ONG BAK 2: THE BEGINNING
(Thailand, 2009, 110 minutes)
Written by: Panna Rittikrai
Directed by: Tony Jaa, Panna Rittikrai
Cast: Tony Jaa, Sorapong Chatree, Sarunyu Wongkrachang
For those of you who just had to know how orphan Ting came to be a Buddhist-raised Muay Thai master and defender of the village of Nong Pradu, Tony Jaa answers your questions with his directorial debut “Ong Bak 2: The Beginning”--only six years after his international smash “Ong Bak: The Warrior”—but, thankfully, not at the expense time in front of the camera, where he continues to redefine the critical term “here comes da pain” (thanks to Al Pacino and Brian DePalma).
Arguably even more numbskull’d and arbitrarily plotted than the original, “Ong Bak 2: The Beginning” makes for a satisfying experience to forgiving fans willing to gnash their teeth and play along precisely for those qualities. Character arcs? Structural beams? “Indoor bullstuff”, as Joe Bob Briggs would so aptly put it. The chief draw here is Jaa’s creation of “Natayuth”, a “dancing art” that fuses various fighting styles from around the world. And lots of elephants…
The story begins in 15th century Thailand (talk about a prequel!), where Tien (Natdanai Kongthong), the 10-year old son of Lord Sihadecho, survives the massacre of his village by Lord Rajasena (Sarunyu Wongkrachang), who has assumed control of Asia and has ordered all subversives executed, and that includes Thien’s parents. Within seconds of being captured by slavers (snaggle-toothed natives of standard ooga-booga issue), Tien is dowsed with blood and forced into pit-fighting a crocodile. But the guerilla group Garuda Wing Cliff has already infiltrated the camp and one of its soldiers, Cher Nung (Sorapong Chatree), helps Tien escape (but not before he dispatches the croc). The boy is then taken to the requisite blind mystic (Cher Nung), who declares that the boy will grow to become the greatest warrior that ever lived. After a series of tournaments bouts, where he successfully spars with warriors from Thailand, China, Japan, and Indonesia, the stoic, adult Tien (Jaa, taking over) is the youngest warrior ever to master the art of Muay Thai, seeks revenge on Rajasena and free his childhood sweetheart Pim (Primata Dej-Udom) from his control…
This is a much more lavish production than its predessor, and the bucks are on the screen, from the period costumes and weaponry to the epic massacre—a flurry of rampaging horses, swordplay, and exploding gunpower bombs worthy of Ridley Scott--that opens the film. But Jaa, as a director, doesn’t seem to trust his own abilities enough to let them play out in all their breathtaking natural glory, and relies too much on image saturation tricks and, more intrusively, varying film speeds that undermine his consistently inventive stunt work and gravity-defying moves.
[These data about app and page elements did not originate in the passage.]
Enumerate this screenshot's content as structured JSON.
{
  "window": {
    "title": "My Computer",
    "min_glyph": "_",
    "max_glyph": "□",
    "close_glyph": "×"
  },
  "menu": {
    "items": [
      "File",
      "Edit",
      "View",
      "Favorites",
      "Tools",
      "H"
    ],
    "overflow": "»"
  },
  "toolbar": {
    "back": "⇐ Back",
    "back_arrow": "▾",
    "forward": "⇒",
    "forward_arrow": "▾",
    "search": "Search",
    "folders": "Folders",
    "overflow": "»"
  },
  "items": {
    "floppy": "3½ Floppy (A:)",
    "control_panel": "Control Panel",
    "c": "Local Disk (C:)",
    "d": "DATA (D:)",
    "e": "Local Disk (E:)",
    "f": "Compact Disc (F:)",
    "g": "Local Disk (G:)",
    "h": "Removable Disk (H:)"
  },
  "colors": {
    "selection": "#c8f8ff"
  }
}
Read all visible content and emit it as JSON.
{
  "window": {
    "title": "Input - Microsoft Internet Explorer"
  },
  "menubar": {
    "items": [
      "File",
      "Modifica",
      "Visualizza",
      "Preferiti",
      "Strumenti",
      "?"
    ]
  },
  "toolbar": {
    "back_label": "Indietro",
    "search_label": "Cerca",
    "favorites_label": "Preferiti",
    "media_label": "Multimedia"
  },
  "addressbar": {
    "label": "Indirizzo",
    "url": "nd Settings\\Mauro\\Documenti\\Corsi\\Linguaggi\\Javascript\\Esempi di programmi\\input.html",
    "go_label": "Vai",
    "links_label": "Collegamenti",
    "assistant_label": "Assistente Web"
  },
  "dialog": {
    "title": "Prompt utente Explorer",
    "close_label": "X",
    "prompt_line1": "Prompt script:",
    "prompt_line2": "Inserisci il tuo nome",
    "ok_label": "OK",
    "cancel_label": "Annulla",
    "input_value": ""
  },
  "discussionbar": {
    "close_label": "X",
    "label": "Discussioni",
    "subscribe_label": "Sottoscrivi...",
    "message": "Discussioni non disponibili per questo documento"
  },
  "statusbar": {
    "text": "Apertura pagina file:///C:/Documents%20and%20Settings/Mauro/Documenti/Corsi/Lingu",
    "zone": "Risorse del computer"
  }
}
Thankfully, he’s wise enough to let the camera sit still for awhile, esp. in the jaw-dropping extended set piece where Tien navigates a herd of rampaging elephants in what plays as an ode (intentional or not) to Yakima Cannutt’s famous “drop” in John Ford’s “Stagecoach” without somuch as a pixel of CG enhancement. Jaa almost tops it with a dizzing skirmish in which Tien battles an opponent atop, below, and around his trusty elephant sidekick “Black Tusk” like a sinewy Tasmanian Devil.
The climactic fight is equally thrilling—the best “Boss Level” in a film that’s a series of nothing but--and reminiscent of Bruce Lee’s “Game Of Death”, with Tien dispatching various masked assassins as he works his way up the successive levels of a temple for a final face-off with Rajasena.
Subtitles for foreign language productions vary in even the best instances, but I found some of the translations here to be spectacularly absurd, esp. the need to spell out “Hurray!” when the onscreen crowd so clearly utters it at top volume.
Unfortunately, “Ong Bak 2”takes a frustrating “Matrix Reloaded”/”Kill Bill Vol. 1” turn by ending just as Tien is captured by Rajasena’s soldiers and ordered to be tortured. A narrator informs us of Tien’s possible reincarnation and the final image of that of Ting standing before the head of Buddha that serves as the McGuffin for the original film.
No surprise, then, that “Ong Bak 3” is on the way. “Ong Bak 2: The Beginning” hits North American theatres on October 23, or you could wait it out for the eventual DVD triple-bill and get it over with all in one shot…
©Robert J. Lewis 2009
Thursday, September 17, 2009
ONG BAK 2: THE BEGINNING